The Bucs obviously had big plans for Sims when they drafted him. When he returns, I think he’ll take on a big role in the backfield.
TAMPA, Fla. -- The Tampa Bay Buccaneers fired director of player development Isaiah Harris on Thursday after he was arrested for driving under the influence.
The 35-year-old Harris was in his first year with the team.
Harris was arrested on a misdemeanor DUI charge and released on $500 bond. He worked in the Bears' front office when current Bucs coach Lovie Smith coached in Chicago.
Buccaneers general manager Jason Licht said in a statement that, "Every member of the Tampa Bay Buccaneers is held to a high standard. This type of incident, particularly for someone whose primary responsibilities are to mentor and develop our players off the field, cannot be tolerated. Due to the nature of his position and the expectations placed on our staff, we made the organizational decision to part ways with Isaiah."
We’ve already graded the offense and the defense. Now it’s time for the coaches.
Still, it’s hard to overlook what has happened so far. Although his defense has been getting torched, Smith has steadfastly stood by the Tampa 2, even though critics say that scheme is outdated. On offense, the Bucs have been conservative and predictable at times and they struggled to get into a rhythm early in the season.

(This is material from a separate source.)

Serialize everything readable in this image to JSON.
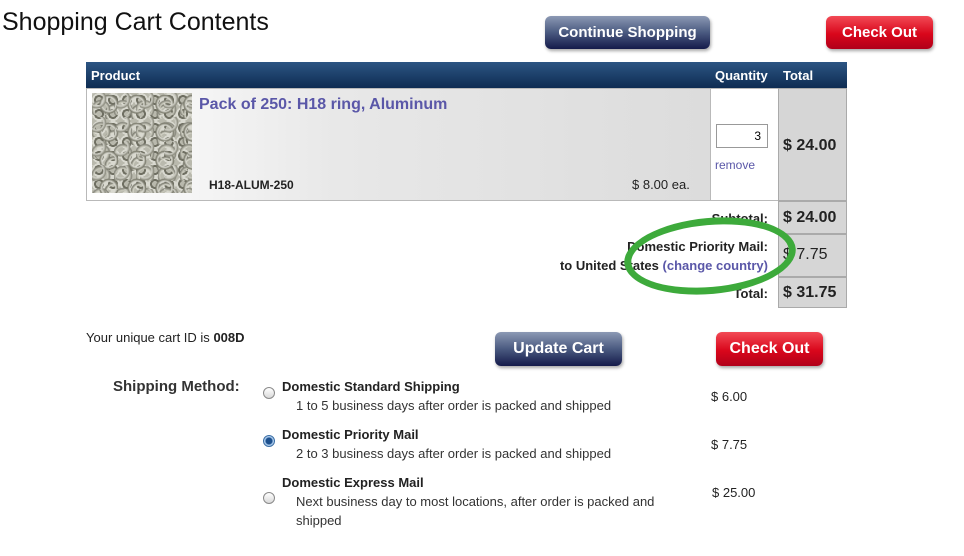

Speaking of the offense, Smith and the Bucs drew a tough break early on. Offensive coordinator Jeff Tedford had to have heart surgery at the end of the preseason. He was supposed to come back quickly, but that never happened. Tedford has taken an indefinite leave of absence and the Bucs are going on the assumption that he’s not coming back.
That’s put quarterbacks coach Marcus Arroyo in a tough spot. He’s only 34 and this is his first year in the NFL. Arroyo has taken on the play-calling duties with the rest of the offensive staff helping out. Arroyo has made the most of his situation and I think his play calling has gotten better since Mike Glennon replaced the injured Josh McCown at quarterback.
But the bottom line is the Bucs are 1-5, which means that the coaching hasn’t been very good. GRADE: D-minus
Defensive line. Tackle Gerald McCoy and end Michael Johnson have been playing through injuries. They’ve been decent, but haven’t done anything special. William Gholston moved into the starting lineup at end after Adrian Clayborn suffered a season-ending injury, but hasn’t had a big impact. Tackle Clinton McDonald was supposed to add interior pass-rushing skills, but he’s been quiet so far. The Bucs have only nine sacks. They need to get a lot more active up front for coach Lovie Smith’s defensive scheme to have a chance to work. GRADE: D
Linebackers. Lavonte David has been solid, but he hasn’t been coming up with a lot of big plays. Middle linebacker Mason Foster missed three games with a shoulder injury and that really hurt the defense. Danny Lansanah has been a bright spot. He’s taken the starting job on the strong side away from Jonathan Casillas. Lansanah has returned two interceptions for touchdowns. GRADE: C
Defensive backs. The Bucs have a lot invested in their secondary, but they haven’t been getting much in return. Safeties Mark Barron and Dashon Goldson have been very quiet. Cornerbacks Alterraun Verner and Johnthan Banks have been slightly better, but they’re not coming up with big plays. GRADE: F